Aircraft contrail climate impact could be slashed by more than half with altitude changeFebruary 19, 2020 0 By John Max
New research shows flight altitude can reduce this part of a flight’s pollution by up to 59 percent.
As researchers work to reduce the high carbon footprint of the airline industry, they have discovered that altitude plays a substantial role in the contrail climate impact.
Many different factors, from electric engines and renewable fuels are being investigated.
The environmental harm caused by flying has been placed in the spotlight, particularly due to the influence of eco-activist Greta Thunberg. The carbon footprint from jet fuel has become a major area for environmental concern. As a result, airlines and researchers alike are trying to find ways to replace that fuel through greener options.

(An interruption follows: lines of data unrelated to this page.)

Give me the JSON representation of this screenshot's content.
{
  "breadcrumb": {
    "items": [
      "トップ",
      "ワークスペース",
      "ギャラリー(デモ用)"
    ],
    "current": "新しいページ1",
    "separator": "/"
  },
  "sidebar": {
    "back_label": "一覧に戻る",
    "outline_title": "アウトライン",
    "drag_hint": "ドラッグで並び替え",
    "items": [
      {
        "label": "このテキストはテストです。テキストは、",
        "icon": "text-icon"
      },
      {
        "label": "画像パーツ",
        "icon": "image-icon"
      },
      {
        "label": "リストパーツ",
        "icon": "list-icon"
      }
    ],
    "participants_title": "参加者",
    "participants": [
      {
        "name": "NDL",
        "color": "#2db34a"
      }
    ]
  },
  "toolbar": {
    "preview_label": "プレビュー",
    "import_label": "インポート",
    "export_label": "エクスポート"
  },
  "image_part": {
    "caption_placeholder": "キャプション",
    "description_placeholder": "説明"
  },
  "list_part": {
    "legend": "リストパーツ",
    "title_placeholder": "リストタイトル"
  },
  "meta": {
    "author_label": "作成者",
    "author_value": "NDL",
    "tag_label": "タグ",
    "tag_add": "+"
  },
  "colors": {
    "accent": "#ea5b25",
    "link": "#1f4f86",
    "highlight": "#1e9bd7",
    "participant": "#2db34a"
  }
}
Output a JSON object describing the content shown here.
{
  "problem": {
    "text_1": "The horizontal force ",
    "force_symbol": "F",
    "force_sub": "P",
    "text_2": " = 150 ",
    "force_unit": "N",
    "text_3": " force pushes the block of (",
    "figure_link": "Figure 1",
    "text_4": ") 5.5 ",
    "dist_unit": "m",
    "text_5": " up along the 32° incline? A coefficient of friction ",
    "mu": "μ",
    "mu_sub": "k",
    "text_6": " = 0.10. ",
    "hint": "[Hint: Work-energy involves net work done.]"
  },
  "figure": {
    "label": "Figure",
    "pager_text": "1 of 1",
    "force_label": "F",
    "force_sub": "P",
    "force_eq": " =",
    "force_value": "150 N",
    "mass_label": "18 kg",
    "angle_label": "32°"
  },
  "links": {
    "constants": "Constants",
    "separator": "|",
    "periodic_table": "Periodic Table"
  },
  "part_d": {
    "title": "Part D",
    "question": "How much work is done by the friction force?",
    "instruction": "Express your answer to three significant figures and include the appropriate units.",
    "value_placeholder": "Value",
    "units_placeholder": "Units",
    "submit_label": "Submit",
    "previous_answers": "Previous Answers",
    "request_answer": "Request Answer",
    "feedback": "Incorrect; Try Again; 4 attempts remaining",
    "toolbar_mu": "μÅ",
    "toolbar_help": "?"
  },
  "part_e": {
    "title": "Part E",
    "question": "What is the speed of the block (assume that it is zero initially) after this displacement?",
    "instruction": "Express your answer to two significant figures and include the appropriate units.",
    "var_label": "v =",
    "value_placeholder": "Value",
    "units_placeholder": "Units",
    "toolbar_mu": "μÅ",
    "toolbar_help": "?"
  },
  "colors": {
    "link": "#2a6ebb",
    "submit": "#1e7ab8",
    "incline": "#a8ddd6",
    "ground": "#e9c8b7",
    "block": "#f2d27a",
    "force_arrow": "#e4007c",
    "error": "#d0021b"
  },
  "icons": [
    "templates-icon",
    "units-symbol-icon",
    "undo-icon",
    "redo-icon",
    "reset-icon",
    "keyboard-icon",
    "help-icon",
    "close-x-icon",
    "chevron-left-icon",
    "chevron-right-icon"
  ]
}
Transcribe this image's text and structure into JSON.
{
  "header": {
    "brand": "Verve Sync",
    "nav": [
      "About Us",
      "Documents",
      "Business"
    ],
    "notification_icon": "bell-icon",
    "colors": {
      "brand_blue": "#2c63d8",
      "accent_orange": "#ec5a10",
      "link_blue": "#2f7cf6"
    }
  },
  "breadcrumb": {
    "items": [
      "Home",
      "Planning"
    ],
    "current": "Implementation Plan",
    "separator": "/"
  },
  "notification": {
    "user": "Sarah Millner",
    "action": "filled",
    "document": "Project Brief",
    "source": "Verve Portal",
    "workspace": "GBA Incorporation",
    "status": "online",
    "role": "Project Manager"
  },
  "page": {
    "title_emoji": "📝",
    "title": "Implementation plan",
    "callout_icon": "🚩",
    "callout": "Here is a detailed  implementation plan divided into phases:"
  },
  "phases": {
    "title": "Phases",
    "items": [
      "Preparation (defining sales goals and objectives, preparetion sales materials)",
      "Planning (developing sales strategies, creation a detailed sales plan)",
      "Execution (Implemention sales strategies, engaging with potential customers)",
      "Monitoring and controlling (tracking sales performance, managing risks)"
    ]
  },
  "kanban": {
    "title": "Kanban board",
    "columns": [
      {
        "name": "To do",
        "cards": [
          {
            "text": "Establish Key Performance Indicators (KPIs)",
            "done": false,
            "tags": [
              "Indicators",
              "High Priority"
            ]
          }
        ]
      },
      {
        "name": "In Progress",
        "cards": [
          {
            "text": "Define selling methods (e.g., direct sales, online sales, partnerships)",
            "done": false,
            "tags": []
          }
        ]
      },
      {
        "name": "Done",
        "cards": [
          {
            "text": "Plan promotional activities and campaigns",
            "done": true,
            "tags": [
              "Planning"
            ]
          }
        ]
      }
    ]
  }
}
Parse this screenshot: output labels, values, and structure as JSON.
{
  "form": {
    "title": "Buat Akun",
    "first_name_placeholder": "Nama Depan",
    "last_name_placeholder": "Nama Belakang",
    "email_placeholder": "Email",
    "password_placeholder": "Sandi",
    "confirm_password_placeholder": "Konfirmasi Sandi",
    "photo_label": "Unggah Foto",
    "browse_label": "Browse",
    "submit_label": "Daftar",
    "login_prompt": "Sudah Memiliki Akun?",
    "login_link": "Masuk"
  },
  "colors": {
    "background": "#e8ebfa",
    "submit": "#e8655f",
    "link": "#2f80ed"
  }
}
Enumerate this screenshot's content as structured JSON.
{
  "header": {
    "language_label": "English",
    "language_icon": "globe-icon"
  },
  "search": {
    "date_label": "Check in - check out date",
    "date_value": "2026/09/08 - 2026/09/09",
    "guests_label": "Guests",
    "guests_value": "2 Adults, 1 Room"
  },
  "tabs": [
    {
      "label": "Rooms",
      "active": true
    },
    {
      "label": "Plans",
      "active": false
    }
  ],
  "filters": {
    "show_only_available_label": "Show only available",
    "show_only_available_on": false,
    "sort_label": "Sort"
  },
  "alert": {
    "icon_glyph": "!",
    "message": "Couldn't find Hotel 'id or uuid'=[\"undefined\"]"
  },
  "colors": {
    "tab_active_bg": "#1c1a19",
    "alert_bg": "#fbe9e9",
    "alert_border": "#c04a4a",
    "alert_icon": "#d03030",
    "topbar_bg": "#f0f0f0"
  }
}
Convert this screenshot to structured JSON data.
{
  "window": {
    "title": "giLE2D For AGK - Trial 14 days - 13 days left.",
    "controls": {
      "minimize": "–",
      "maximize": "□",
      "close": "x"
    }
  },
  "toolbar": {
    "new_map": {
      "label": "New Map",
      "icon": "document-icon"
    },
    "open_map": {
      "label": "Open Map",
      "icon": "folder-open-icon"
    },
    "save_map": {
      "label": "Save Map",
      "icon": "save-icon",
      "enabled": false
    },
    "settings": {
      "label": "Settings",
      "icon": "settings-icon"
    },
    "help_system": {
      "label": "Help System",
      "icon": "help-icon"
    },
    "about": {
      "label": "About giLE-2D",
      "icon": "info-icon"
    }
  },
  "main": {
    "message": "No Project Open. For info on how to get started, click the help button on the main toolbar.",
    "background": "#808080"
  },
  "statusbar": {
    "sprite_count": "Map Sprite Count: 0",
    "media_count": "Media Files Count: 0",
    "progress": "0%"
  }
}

That said, on top of those changes, researchers from Imperial College London have found a way to reduce some of the damage caused by flying. This wouldn’t require any changes to be made to existing equipment. They determined that altitude changes can make all the difference in reducing the contrail climate impact.
The contrail climate impact is far from the only concern, but this would need a small change to start immediately.
Contrails are “a type of ice cloud formed by aircraft as water vapor condenses around small dust particles, which provide the vapor with sufficient energy to freeze,” according to NASA. These formations, which look like lines of cloud in the sky, can create a cooling effect. They act to reflect sunlight that would otherwise make it to the Earth’s surface. That said, they can also have a blocking effect, stopping rising heat from being able to escape Earth. On this side of the coin, contrails keep heat trapped in the Earth, like a blanket.
The researchers determined that a couple thousand feet in altitude changes on less than 2 percent of all scheduled global flights would make a substantial difference in the impact of the contrails, reported CNN. In fact, that slight difference could reduce that impact by up to 59 percent.
This would not eliminate the carbon footprint from flying. That said, it would substantially reduce the contrail climate change impact. They are believed to be responsible for about 14 percent of the total air quality and climate damage caused by aviation fuel burn per plane.
About The Author
John Max is an experienced sound engineer with a bachelor’s degree from UCLA. With over 25 years of experience in the entertainment industry, John has also worked as a machinist, producing parts for cameras. Apart from his professional achievements, John is passionate about classic cars, owning a dazzling 1976 Porsche 911. While he drives a Toyota Prius on a regular day, John is excited about getting his hands on his first hydrogen car soon. John has been an avid writer for Hydrogen Fuel News for 17 years, contributing to the team as they collectively investigate and learn about the growth and technology of hydrogen fuel. At Hydrogen Fuel News, John is part of a great team that shares a common goal of exploring and investigating the world of hydrogen fuel.